Problem requirements
Word for word, write out all of the data below.

········

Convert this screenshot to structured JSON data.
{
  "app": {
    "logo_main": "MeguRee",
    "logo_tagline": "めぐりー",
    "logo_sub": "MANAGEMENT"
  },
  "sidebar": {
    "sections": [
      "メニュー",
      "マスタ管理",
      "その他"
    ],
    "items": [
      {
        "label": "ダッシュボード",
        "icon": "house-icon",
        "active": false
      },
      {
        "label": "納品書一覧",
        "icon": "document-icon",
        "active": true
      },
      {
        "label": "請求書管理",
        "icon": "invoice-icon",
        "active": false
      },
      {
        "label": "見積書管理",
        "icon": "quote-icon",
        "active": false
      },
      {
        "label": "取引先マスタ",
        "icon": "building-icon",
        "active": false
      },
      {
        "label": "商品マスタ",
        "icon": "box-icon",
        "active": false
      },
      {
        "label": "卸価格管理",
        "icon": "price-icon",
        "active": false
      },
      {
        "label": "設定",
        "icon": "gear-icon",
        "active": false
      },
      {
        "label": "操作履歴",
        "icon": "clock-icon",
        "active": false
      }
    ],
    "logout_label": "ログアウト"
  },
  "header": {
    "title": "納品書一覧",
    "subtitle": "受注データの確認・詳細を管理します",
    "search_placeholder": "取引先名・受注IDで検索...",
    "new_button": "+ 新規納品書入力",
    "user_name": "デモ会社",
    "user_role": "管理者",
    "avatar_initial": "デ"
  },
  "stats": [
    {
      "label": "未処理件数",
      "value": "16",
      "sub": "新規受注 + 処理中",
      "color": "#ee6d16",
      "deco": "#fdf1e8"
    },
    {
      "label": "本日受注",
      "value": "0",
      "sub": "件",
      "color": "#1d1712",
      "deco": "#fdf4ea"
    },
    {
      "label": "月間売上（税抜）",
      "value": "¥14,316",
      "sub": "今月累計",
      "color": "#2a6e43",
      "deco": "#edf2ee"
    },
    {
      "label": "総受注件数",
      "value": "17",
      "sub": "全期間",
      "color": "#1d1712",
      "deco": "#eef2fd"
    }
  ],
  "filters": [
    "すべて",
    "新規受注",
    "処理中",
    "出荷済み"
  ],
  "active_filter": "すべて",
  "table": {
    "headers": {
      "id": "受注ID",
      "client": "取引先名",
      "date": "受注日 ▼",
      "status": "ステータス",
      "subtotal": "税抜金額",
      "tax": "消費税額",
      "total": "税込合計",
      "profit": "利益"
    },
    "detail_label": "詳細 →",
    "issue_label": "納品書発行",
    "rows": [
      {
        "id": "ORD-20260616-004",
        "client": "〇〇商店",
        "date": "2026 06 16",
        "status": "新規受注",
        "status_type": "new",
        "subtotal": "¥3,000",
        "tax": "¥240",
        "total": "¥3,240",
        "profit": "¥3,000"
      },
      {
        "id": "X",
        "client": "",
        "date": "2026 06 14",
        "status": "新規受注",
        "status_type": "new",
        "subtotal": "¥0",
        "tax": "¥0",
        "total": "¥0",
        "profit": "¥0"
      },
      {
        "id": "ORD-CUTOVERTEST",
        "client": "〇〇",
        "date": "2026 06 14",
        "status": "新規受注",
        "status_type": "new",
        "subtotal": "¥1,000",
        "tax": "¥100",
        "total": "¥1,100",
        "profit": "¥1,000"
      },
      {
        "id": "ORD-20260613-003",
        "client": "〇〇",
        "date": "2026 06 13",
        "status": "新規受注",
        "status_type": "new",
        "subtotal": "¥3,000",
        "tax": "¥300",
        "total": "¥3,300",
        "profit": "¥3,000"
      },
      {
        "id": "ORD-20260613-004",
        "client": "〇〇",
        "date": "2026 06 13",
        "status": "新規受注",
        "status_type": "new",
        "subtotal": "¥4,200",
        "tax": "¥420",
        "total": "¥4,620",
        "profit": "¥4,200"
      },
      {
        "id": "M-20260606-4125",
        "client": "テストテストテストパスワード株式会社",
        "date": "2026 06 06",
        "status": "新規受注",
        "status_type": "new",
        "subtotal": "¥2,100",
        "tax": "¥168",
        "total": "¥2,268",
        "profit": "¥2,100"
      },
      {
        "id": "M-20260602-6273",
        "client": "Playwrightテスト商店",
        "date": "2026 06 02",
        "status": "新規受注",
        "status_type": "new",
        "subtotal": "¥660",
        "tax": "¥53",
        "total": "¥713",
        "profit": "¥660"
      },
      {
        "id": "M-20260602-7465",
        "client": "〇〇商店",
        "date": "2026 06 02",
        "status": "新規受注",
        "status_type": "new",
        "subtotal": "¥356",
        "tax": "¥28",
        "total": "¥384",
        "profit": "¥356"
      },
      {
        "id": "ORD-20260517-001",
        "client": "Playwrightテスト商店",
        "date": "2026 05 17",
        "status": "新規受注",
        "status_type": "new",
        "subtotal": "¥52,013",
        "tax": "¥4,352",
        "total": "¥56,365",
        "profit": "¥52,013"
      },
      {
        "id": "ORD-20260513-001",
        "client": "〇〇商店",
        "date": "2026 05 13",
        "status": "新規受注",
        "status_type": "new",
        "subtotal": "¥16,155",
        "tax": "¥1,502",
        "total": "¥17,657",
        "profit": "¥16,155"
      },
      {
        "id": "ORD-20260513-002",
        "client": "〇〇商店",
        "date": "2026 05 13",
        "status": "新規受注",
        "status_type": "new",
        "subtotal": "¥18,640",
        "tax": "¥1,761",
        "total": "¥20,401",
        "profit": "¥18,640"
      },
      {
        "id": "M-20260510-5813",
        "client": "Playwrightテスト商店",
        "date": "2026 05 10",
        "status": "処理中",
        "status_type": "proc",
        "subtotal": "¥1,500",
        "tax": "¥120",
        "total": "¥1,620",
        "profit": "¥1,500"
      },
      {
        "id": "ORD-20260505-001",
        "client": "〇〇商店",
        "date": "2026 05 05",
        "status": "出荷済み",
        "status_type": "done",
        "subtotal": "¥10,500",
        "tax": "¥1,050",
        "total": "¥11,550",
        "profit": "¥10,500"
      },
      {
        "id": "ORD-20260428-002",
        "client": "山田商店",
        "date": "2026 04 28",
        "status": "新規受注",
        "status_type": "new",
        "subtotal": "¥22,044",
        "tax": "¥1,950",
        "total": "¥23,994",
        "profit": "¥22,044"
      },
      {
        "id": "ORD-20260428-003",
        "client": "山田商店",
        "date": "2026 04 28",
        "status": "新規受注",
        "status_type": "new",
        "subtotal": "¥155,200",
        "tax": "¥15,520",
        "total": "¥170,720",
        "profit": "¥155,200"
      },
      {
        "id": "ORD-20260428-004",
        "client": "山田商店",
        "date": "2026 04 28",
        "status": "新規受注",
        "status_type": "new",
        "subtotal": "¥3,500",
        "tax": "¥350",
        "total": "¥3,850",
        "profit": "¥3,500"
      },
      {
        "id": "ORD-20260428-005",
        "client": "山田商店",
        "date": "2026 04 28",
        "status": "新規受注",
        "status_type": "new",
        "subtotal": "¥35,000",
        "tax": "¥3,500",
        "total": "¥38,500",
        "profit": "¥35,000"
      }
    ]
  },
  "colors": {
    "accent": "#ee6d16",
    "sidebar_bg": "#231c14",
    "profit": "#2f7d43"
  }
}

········

Answer space
Convert this screenshot to structured JSON data.
{
  "app": {
    "logo_main": "MeguRee",
    "logo_tagline": "めぐりー",
    "logo_sub": "MANAGEMENT"
  },
  "sidebar": {
    "sections": [
      "メニュー",
      "マスタ管理",
      "その他"
    ],
    "items": [
      {
        "label": "ダッシュボード",
        "icon": "house-icon",
        "active": false
      },
      {
        "label": "納品書一覧",
        "icon": "document-icon",
        "active": true
      },
      {
        "label": "請求書管理",
        "icon": "invoice-icon",
        "active": false
      },
      {
        "label": "見積書管理",
        "icon": "quote-icon",
        "active": false
      },
      {
        "label": "取引先マスタ",
        "icon": "building-icon",
        "active": false
      },
      {
        "label": "商品マスタ",
        "icon": "box-icon",
        "active": false
      },
      {
        "label": "卸価格管理",
        "icon": "price-icon",
        "active": false
      },
      {
        "label": "設定",
        "icon": "gear-icon",
        "active": false
      },
      {
        "label": "操作履歴",
        "icon": "clock-icon",
        "active": false
      }
    ],
    "logout_label": "ログアウト"
  },
  "header": {
    "title": "納品書一覧",
    "subtitle": "受注データの確認・詳細を管理します",
    "search_placeholder": "取引先名・受注IDで検索...",
    "new_button": "+ 新規納品書入力",
    "user_name": "デモ会社",
    "user_role": "管理者",
    "avatar_initial": "デ"
  },
  "stats": [
    {
      "label": "未処理件数",
      "value": "16",
      "sub": "新規受注 + 処理中",
      "color": "#ee6d16",
      "deco": "#fdf1e8"
    },
    {
      "label": "本日受注",
      "value": "0",
      "sub": "件",
      "color": "#1d1712",
      "deco": "#fdf4ea"
    },
    {
      "label": "月間売上（税抜）",
      "value": "¥14,316",
      "sub": "今月累計",
      "color": "#2a6e43",
      "deco": "#edf2ee"
    },
    {
      "label": "総受注件数",
      "value": "17",
      "sub": "全期間",
      "color": "#1d1712",
      "deco": "#eef2fd"
    }
  ],
  "filters": [
    "すべて",
    "新規受注",
    "処理中",
    "出荷済み"
  ],
  "active_filter": "すべて",
  "table": {
    "headers": {
      "id": "受注ID",
      "client": "取引先名",
      "date": "受注日 ▼",
      "status": "ステータス",
      "subtotal": "税抜金額",
      "tax": "消費税額",
      "total": "税込合計",
      "profit": "利益"
    },
    "detail_label": "詳細 →",
    "issue_label": "納品書発行",
    "rows": [
      {
        "id": "ORD-20260616-004",
        "client": "〇〇商店",
        "date": "2026 06 16",
        "status": "新規受注",
        "status_type": "new",
        "subtotal": "¥3,000",
        "tax": "¥240",
        "total": "¥3,240",
        "profit": "¥3,000"
      },
      {
        "id": "X",
        "client": "",
        "date": "2026 06 14",
        "status": "新規受注",
        "status_type": "new",
        "subtotal": "¥0",
        "tax": "¥0",
        "total": "¥0",
        "profit": "¥0"
      },
      {
        "id": "ORD-CUTOVERTEST",
        "client": "〇〇",
        "date": "2026 06 14",
        "status": "新規受注",
        "status_type": "new",
        "subtotal": "¥1,000",
        "tax": "¥100",
        "total": "¥1,100",
        "profit": "¥1,000"
      },
      {
        "id": "ORD-20260613-003",
        "client": "〇〇",
        "date": "2026 06 13",
        "status": "新規受注",
        "status_type": "new",
        "subtotal": "¥3,000",
        "tax": "¥300",
        "total": "¥3,300",
        "profit": "¥3,000"
      },
      {
        "id": "ORD-20260613-004",
        "client": "〇〇",
        "date": "2026 06 13",
        "status": "新規受注",
        "status_type": "new",
        "subtotal": "¥4,200",
        "tax": "¥420",
        "total": "¥4,620",
        "profit": "¥4,200"
      },
      {
        "id": "M-20260606-4125",
        "client": "テストテストテストパスワード株式会社",
        "date": "2026 06 06",
        "status": "新規受注",
        "status_type": "new",
        "subtotal": "¥2,100",
        "tax": "¥168",
        "total": "¥2,268",
        "profit": "¥2,100"
      },
      {
        "id": "M-20260602-6273",
        "client": "Playwrightテスト商店",
        "date": "2026 06 02",
        "status": "新規受注",
        "status_type": "new",
        "subtotal": "¥660",
        "tax": "¥53",
        "total": "¥713",
        "profit": "¥660"
      },
      {
        "id": "M-20260602-7465",
        "client": "〇〇商店",
        "date": "2026 06 02",
        "status": "新規受注",
        "status_type": "new",
        "subtotal": "¥356",
        "tax": "¥28",
        "total": "¥384",
        "profit": "¥356"
      },
      {
        "id": "ORD-20260517-001",
        "client": "Playwrightテスト商店",
        "date": "2026 05 17",
        "status": "新規受注",
        "status_type": "new",
        "subtotal": "¥52,013",
        "tax": "¥4,352",
        "total": "¥56,365",
        "profit": "¥52,013"
      },
      {
        "id": "ORD-20260513-001",
        "client": "〇〇商店",
        "date": "2026 05 13",
        "status": "新規受注",
        "status_type": "new",
        "subtotal": "¥16,155",
        "tax": "¥1,502",
        "total": "¥17,657",
        "profit": "¥16,155"
      },
      {
        "id": "ORD-20260513-002",
        "client": "〇〇商店",
        "date": "2026 05 13",
        "status": "新規受注",
        "status_type": "new",
        "subtotal": "¥18,640",
        "tax": "¥1,761",
        "total": "¥20,401",
        "profit": "¥18,640"
      },
      {
        "id": "M-20260510-5813",
        "client": "Playwrightテスト商店",
        "date": "2026 05 10",
        "status": "処理中",
        "status_type": "proc",
        "subtotal": "¥1,500",
        "tax": "¥120",
        "total": "¥1,620",
        "profit": "¥1,500"
      },
      {
        "id": "ORD-20260505-001",
        "client": "〇〇商店",
        "date": "2026 05 05",
        "status": "出荷済み",
        "status_type": "done",
        "subtotal": "¥10,500",
        "tax": "¥1,050",
        "total": "¥11,550",
        "profit": "¥10,500"
      },
      {
        "id": "ORD-20260428-002",
        "client": "山田商店",
        "date": "2026 04 28",
        "status": "新規受注",
        "status_type": "new",
        "subtotal": "¥22,044",
        "tax": "¥1,950",
        "total": "¥23,994",
        "profit": "¥22,044"
      },
      {
        "id": "ORD-20260428-003",
        "client": "山田商店",
        "date": "2026 04 28",
        "status": "新規受注",
        "status_type": "new",
        "subtotal": "¥155,200",
        "tax": "¥15,520",
        "total": "¥170,720",
        "profit": "¥155,200"
      },
      {
        "id": "ORD-20260428-004",
        "client": "山田商店",
        "date": "2026 04 28",
        "status": "新規受注",
        "status_type": "new",
        "subtotal": "¥3,500",
        "tax": "¥350",
        "total": "¥3,850",
        "profit": "¥3,500"
      },
      {
        "id": "ORD-20260428-005",
        "client": "山田商店",
        "date": "2026 04 28",
        "status": "新規受注",
        "status_type": "new",
        "subtotal": "¥35,000",
        "tax": "¥3,500",
        "total": "¥38,500",
        "profit": "¥35,000"
      }
    ]
  },
  "colors": {
    "accent": "#ee6d16",
    "sidebar_bg": "#231c14",
    "profit": "#2f7d43"
  }
}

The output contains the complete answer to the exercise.